Conscientious objectors face court martial
Navy Petty Officer Pablo Paredes, a Bronx native who refused to board the USS Bonhomme Richard as it was preparing to sail from San Diego in December, was convicted by a Navy judge on a charge of missing his deployment to Iraq. He faces a maximum sentence of one year in prison, a bad conduct discharge, loss of two thirds of his pay and a demotion. Paredes reported to the Navy pier the morning of Dec. 6, but refused to board and was told to go away. After 45 minutes on the pier, he did. He surrendered to military authorities on Dec. 18 after applying for conscientious objector status. The Navy denied his request. That ruling is being appealed. Thomas Jefferson School of Law Professor Marjorie Cohn, an international law specialist, said Paredes had acted from principle. "He said, 'I don't want to be a war criminal,'" she recalled. "He was very concerned about the deaths of more than a thousand American servicemen and women, and of thousands of Iraqis." (Reuters, May 11)
At least tentatively better news is reported in the case of Sgt. Kevin Benderman, an Army mechanic who refused to deploy to Iraq Jan. 8, 10 days after giving his commanders notice that he was seeking a discharge as a conscientious objector. Benderman was to stand trial today on charges of desertion and missing movement, but the judge, Col. Stephen Henley, ruled that the investigating officer who recommended trying him in a general court-martial had compromised her impartiality in an e-mail to a military prosecutor. Commanders at Fort Stewart, GA, have decided to press ahead immediately with the new Article 32 hearing to determine whether to send Benderman's case back to a general court-martial. Authorities at the base said the ruling does not throw out the charges against Benderman - for which he could face up to seven years in prison, reduction in rank to private and a dishonorable discharge.
Benderman, 40, had already served one tour in Iraq during the U.S.-led invasion in 2003. The 3rd Infantry Division soldier says what he saw there - a young girl clutching a badly burned arm, dogs feeding on corpses in a mass grave and Iraqi civilians drinking from mud puddles - left him morally opposed to returning to war. (AP, May 12)

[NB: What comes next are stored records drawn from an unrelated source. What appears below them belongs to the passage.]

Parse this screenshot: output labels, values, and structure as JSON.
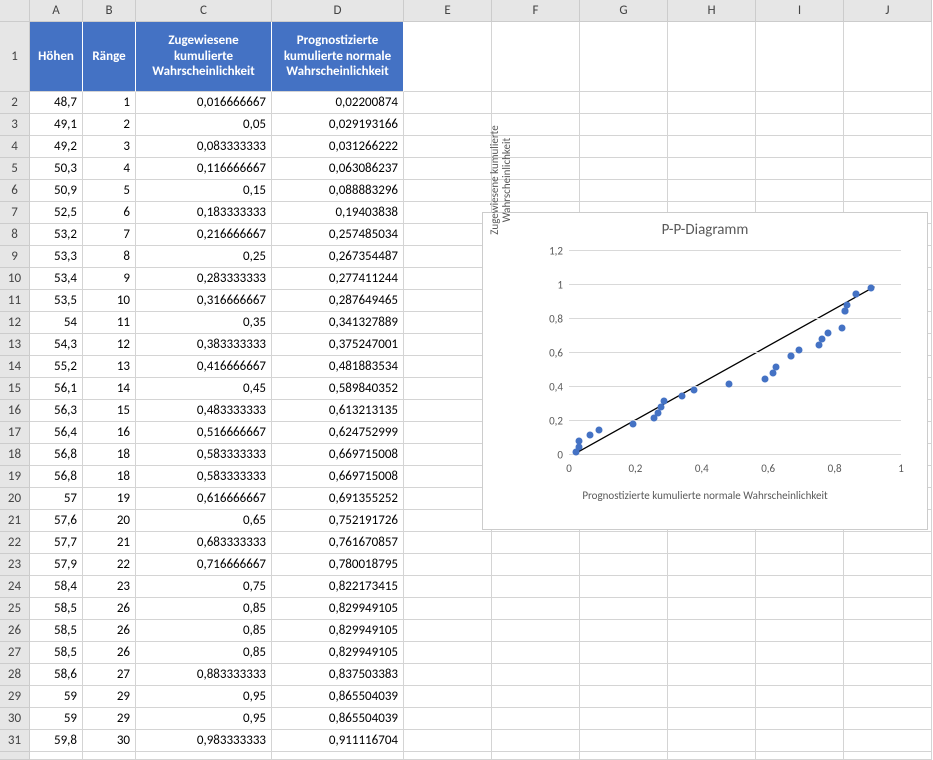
{
  "columns": [
    "A",
    "B",
    "C",
    "D",
    "E",
    "F",
    "G",
    "H",
    "I",
    "J"
  ],
  "headers": {
    "A": "Höhen",
    "B": "Ränge",
    "C": "Zugewiesene kumulierte Wahrscheinlichkeit",
    "D": "Prognostizierte kumulierte normale Wahrscheinlichkeit"
  },
  "rows": [
    {
      "r": 2,
      "A": "48,7",
      "B": "1",
      "C": "0,016666667",
      "D": "0,02200874"
    },
    {
      "r": 3,
      "A": "49,1",
      "B": "2",
      "C": "0,05",
      "D": "0,029193166"
    },
    {
      "r": 4,
      "A": "49,2",
      "B": "3",
      "C": "0,083333333",
      "D": "0,031266222"
    },
    {
      "r": 5,
      "A": "50,3",
      "B": "4",
      "C": "0,116666667",
      "D": "0,063086237"
    },
    {
      "r": 6,
      "A": "50,9",
      "B": "5",
      "C": "0,15",
      "D": "0,088883296"
    },
    {
      "r": 7,
      "A": "52,5",
      "B": "6",
      "C": "0,183333333",
      "D": "0,19403838"
    },
    {
      "r": 8,
      "A": "53,2",
      "B": "7",
      "C": "0,216666667",
      "D": "0,257485034"
    },
    {
      "r": 9,
      "A": "53,3",
      "B": "8",
      "C": "0,25",
      "D": "0,267354487"
    },
    {
      "r": 10,
      "A": "53,4",
      "B": "9",
      "C": "0,283333333",
      "D": "0,277411244"
    },
    {
      "r": 11,
      "A": "53,5",
      "B": "10",
      "C": "0,316666667",
      "D": "0,287649465"
    },
    {
      "r": 12,
      "A": "54",
      "B": "11",
      "C": "0,35",
      "D": "0,341327889"
    },
    {
      "r": 13,
      "A": "54,3",
      "B": "12",
      "C": "0,383333333",
      "D": "0,375247001"
    },
    {
      "r": 14,
      "A": "55,2",
      "B": "13",
      "C": "0,416666667",
      "D": "0,481883534"
    },
    {
      "r": 15,
      "A": "56,1",
      "B": "14",
      "C": "0,45",
      "D": "0,589840352"
    },
    {
      "r": 16,
      "A": "56,3",
      "B": "15",
      "C": "0,483333333",
      "D": "0,613213135"
    },
    {
      "r": 17,
      "A": "56,4",
      "B": "16",
      "C": "0,516666667",
      "D": "0,624752999"
    },
    {
      "r": 18,
      "A": "56,8",
      "B": "18",
      "C": "0,583333333",
      "D": "0,669715008"
    },
    {
      "r": 19,
      "A": "56,8",
      "B": "18",
      "C": "0,583333333",
      "D": "0,669715008"
    },
    {
      "r": 20,
      "A": "57",
      "B": "19",
      "C": "0,616666667",
      "D": "0,691355252"
    },
    {
      "r": 21,
      "A": "57,6",
      "B": "20",
      "C": "0,65",
      "D": "0,752191726"
    },
    {
      "r": 22,
      "A": "57,7",
      "B": "21",
      "C": "0,683333333",
      "D": "0,761670857"
    },
    {
      "r": 23,
      "A": "57,9",
      "B": "22",
      "C": "0,716666667",
      "D": "0,780018795"
    },
    {
      "r": 24,
      "A": "58,4",
      "B": "23",
      "C": "0,75",
      "D": "0,822173415"
    },
    {
      "r": 25,
      "A": "58,5",
      "B": "26",
      "C": "0,85",
      "D": "0,829949105"
    },
    {
      "r": 26,
      "A": "58,5",
      "B": "26",
      "C": "0,85",
      "D": "0,829949105"
    },
    {
      "r": 27,
      "A": "58,5",
      "B": "26",
      "C": "0,85",
      "D": "0,829949105"
    },
    {
      "r": 28,
      "A": "58,6",
      "B": "27",
      "C": "0,883333333",
      "D": "0,837503383"
    },
    {
      "r": 29,
      "A": "59",
      "B": "29",
      "C": "0,95",
      "D": "0,865504039"
    },
    {
      "r": 30,
      "A": "59",
      "B": "29",
      "C": "0,95",
      "D": "0,865504039"
    },
    {
      "r": 31,
      "A": "59,8",
      "B": "30",
      "C": "0,983333333",
      "D": "0,911116704"
    }
  ],
  "chart_data": {
    "type": "scatter",
    "title": "P-P-Diagramm",
    "xlabel": "Prognostizierte kumulierte normale Wahrscheinlichkeit",
    "ylabel": "Zugewiesene kumulierte Wahrscheinlichkeit",
    "xlim": [
      0,
      1
    ],
    "ylim": [
      0,
      1.2
    ],
    "xticks": [
      0,
      0.2,
      0.4,
      0.6,
      0.8,
      1
    ],
    "yticks": [
      0,
      0.2,
      0.4,
      0.6,
      0.8,
      1,
      1.2
    ],
    "xtick_labels": [
      "0",
      "0,2",
      "0,4",
      "0,6",
      "0,8",
      "1"
    ],
    "ytick_labels": [
      "0",
      "0,2",
      "0,4",
      "0,6",
      "0,8",
      "1",
      "1,2"
    ],
    "trend": {
      "type": "linear",
      "x1": 0.02,
      "y1": 0.01,
      "x2": 0.92,
      "y2": 0.99
    },
    "series": [
      {
        "name": "points",
        "points": [
          {
            "x": 0.02200874,
            "y": 0.016666667
          },
          {
            "x": 0.029193166,
            "y": 0.05
          },
          {
            "x": 0.031266222,
            "y": 0.083333333
          },
          {
            "x": 0.063086237,
            "y": 0.116666667
          },
          {
            "x": 0.088883296,
            "y": 0.15
          },
          {
            "x": 0.19403838,
            "y": 0.183333333
          },
          {
            "x": 0.257485034,
            "y": 0.216666667
          },
          {
            "x": 0.267354487,
            "y": 0.25
          },
          {
            "x": 0.277411244,
            "y": 0.283333333
          },
          {
            "x": 0.287649465,
            "y": 0.316666667
          },
          {
            "x": 0.341327889,
            "y": 0.35
          },
          {
            "x": 0.375247001,
            "y": 0.383333333
          },
          {
            "x": 0.481883534,
            "y": 0.416666667
          },
          {
            "x": 0.589840352,
            "y": 0.45
          },
          {
            "x": 0.613213135,
            "y": 0.483333333
          },
          {
            "x": 0.624752999,
            "y": 0.516666667
          },
          {
            "x": 0.669715008,
            "y": 0.583333333
          },
          {
            "x": 0.669715008,
            "y": 0.583333333
          },
          {
            "x": 0.691355252,
            "y": 0.616666667
          },
          {
            "x": 0.752191726,
            "y": 0.65
          },
          {
            "x": 0.761670857,
            "y": 0.683333333
          },
          {
            "x": 0.780018795,
            "y": 0.716666667
          },
          {
            "x": 0.822173415,
            "y": 0.75
          },
          {
            "x": 0.829949105,
            "y": 0.85
          },
          {
            "x": 0.829949105,
            "y": 0.85
          },
          {
            "x": 0.829949105,
            "y": 0.85
          },
          {
            "x": 0.837503383,
            "y": 0.883333333
          },
          {
            "x": 0.865504039,
            "y": 0.95
          },
          {
            "x": 0.865504039,
            "y": 0.95
          },
          {
            "x": 0.911116704,
            "y": 0.983333333
          }
        ]
      }
    ]
  }
}
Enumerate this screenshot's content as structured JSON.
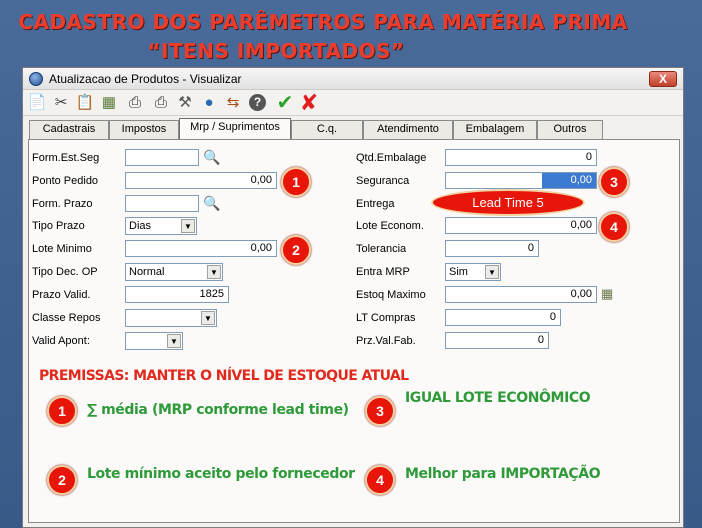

See also Kevin Benderman Defense Committee.
These are the most recent in a growing number of military conscientious objection cases.